Woman’s husband settles High Court action over blood test showing low levels of potassium for €850,000

A man who sued a GP and the HSE over the death of his wife a day after a blood test showed she had low levels of potassium has settled his High Court action for €850,000.

Dr John O’Mahony SC told the High Court the low levels of potassium were “a recipe for disaster”, particularly in relation to cardiac function, and Maureen O’Sullivan, a mother of four, should have immediately gone to hospital.

Donal O'Sullivan, husband of the late Ms O'Sullivan, had sued a GP, Dr Therese Crotty, Main Street, Ballincollig, Co Cork and the HSE.

In a letter to the O’Sullivan family signed by both defendants and read to the High Court, both apologised unreservedly for the part they played in the events leading up to Ms O’Sullivan’s death.

The letter said: “I deeply regret the tragic circumstances that led to the death of your wife, mother and sister Mrs Maureen O’Sullivan. I apologise unreservedly for the part I played in the events leading up to her death.”

It added:”I am acutely conscious of the pain and suffering which this has caused to you and to the other family members and I am so sorry for your terrible loss.”

Mr Justice Kevin Cross was told liability in the case was admitted in the last few weeks.

Donal O'Sullivan, of Lower Belmont, Crookstown, Co Cork had sued Dr Crotty and the HSE over the death of his wife, aged in her fifties, on November 8th 2011.

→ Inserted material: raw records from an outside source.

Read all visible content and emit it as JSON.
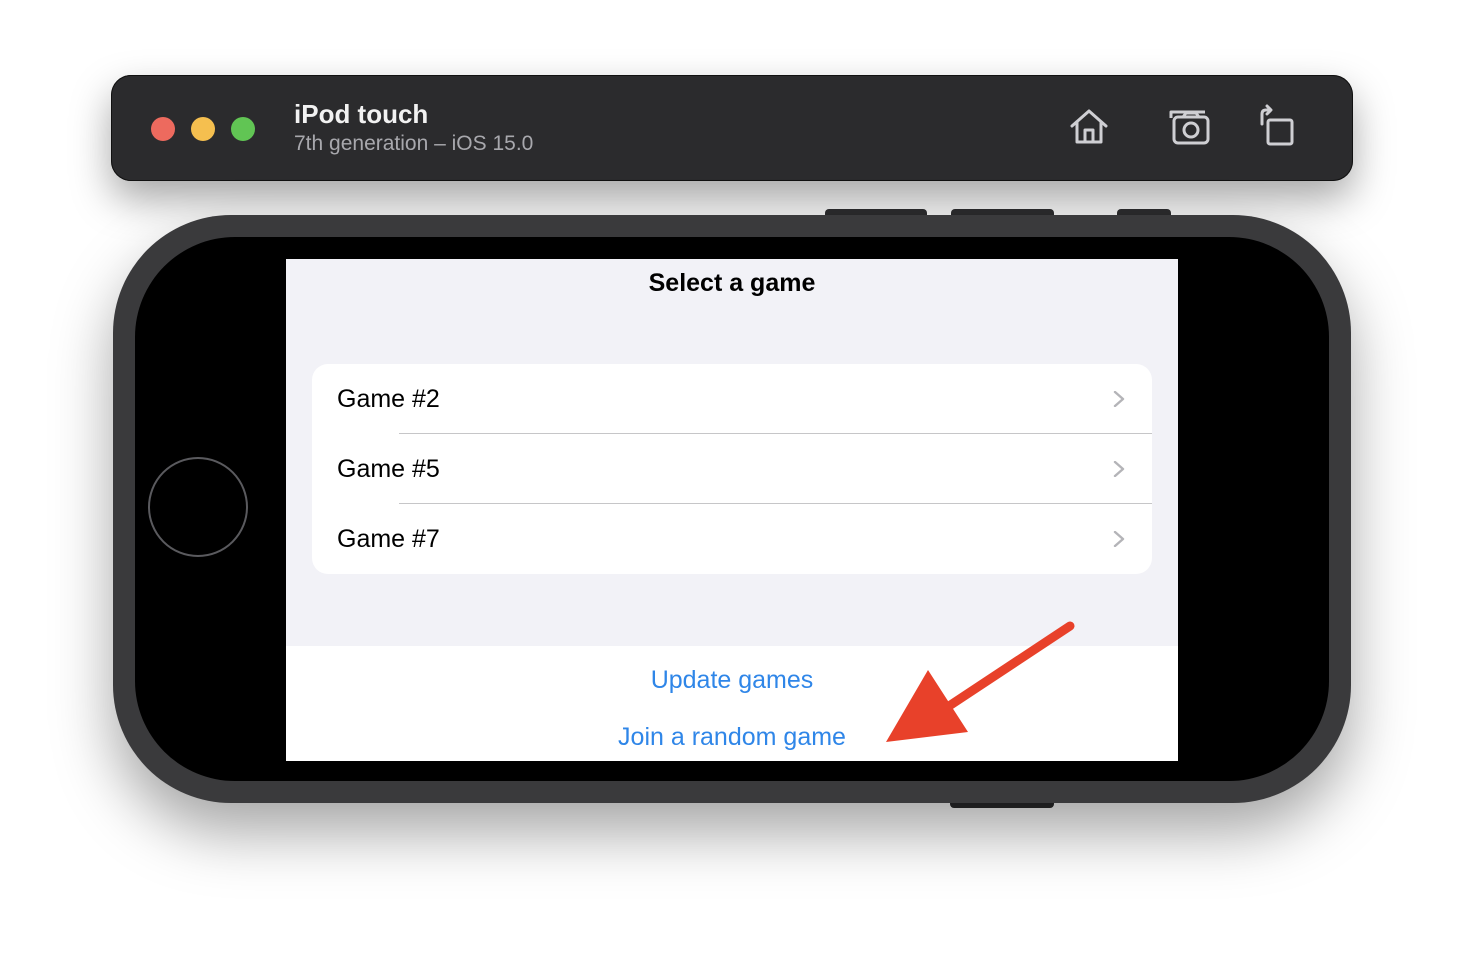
{
  "simulator": {
    "device_name": "iPod touch",
    "device_subtitle": "7th generation – iOS 15.0",
    "toolbar_icons": [
      "home-icon",
      "screenshot-icon",
      "rotate-icon"
    ]
  },
  "screen": {
    "title": "Select a game",
    "games": [
      {
        "label": "Game #2"
      },
      {
        "label": "Game #5"
      },
      {
        "label": "Game #7"
      }
    ],
    "actions": {
      "update_label": "Update games",
      "join_label": "Join a random game"
    }
  },
  "colors": {
    "accent": "#2f86e8",
    "annotation_arrow": "#e8412a",
    "traffic_red": "#ed6a5e",
    "traffic_yellow": "#f5bf4f",
    "traffic_green": "#61c554"
  }
}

On November 4th 2011, Mrs O’Sullivan had attended Dr Crotty complaining of palpitations and a blood test was taken which was sent for analysis to the laboratory at Cork University Hospital.

On November 7th, the results of the blood test which indicated severe hypokalaemia, a low level of potassium, was telephoned to the GP’s surgery.

It was claimed the GP failed to arrange to admit Mrs O’Sullivan immediately to hospital upon learning she suffered severe hypokalaemia and failed to advise Mrs O’Sullivan to attend hospital immediately.

‘Bullet proof’

In the case against the HSE, it was claimed there was failure to adequately communicate the significance of the abnormal blood test results to the GP and to have in place or to implement appropriate systems for communicating blood test results to GPs.

It was further claimed the HSE had relied on a clerical officer to communicate the test results and failed to highlight in communication of the results to the GP’s surgery they required urgent clinical attention

In court on Tuesday, Dr O’Mahony said the result of the blood test was conveyed by phone to the GP’s surgery.

The day after the phone call, Mrs O’Sullivan went to her GP, he said. She was very unwell and succumbed in a very short period of time.

He said their case against the GP was that low levels of potassium should have been a warning sign and Mrs O’Sullivan should have gone to hospital immediately once the results were known on November 7th.

The GP’s case was that the call came into the surgery rather than directly to the GP.

The case against the HSE was there should be a “bullet proof means of communicating” directly to a doctor and not just to the surgery, he said.

Approving the €850,00 settlement, Mr Justice Cross sympathised with the family on their sad loss.